Exercise requirements =
Every line of the data that includes "icon" should be copied out.

Given records =

───

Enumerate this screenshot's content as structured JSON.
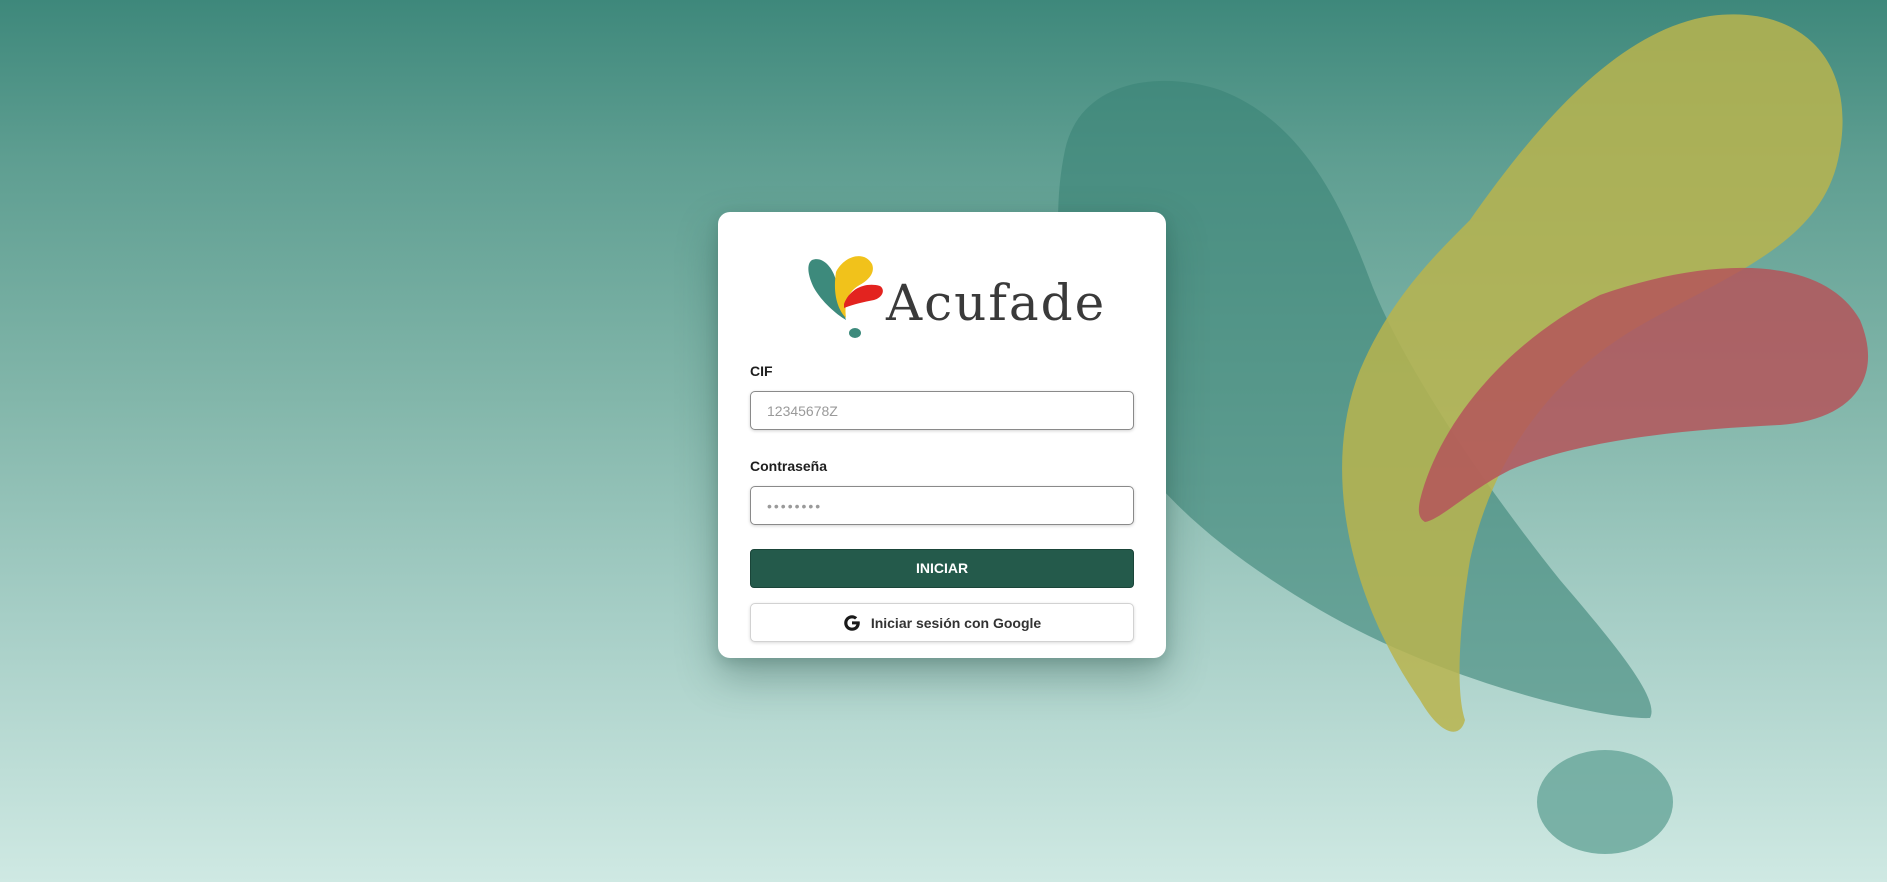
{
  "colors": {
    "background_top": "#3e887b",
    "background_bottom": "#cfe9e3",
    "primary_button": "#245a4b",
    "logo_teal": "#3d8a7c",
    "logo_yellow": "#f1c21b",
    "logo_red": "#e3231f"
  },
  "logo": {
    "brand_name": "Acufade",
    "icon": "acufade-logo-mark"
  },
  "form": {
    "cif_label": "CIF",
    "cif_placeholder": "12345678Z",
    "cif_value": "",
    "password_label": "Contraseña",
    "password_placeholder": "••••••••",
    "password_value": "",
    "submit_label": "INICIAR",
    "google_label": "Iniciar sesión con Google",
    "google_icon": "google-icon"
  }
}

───

Answer below =
    "icon": "acufade-logo-mark"
    "google_icon": "google-icon"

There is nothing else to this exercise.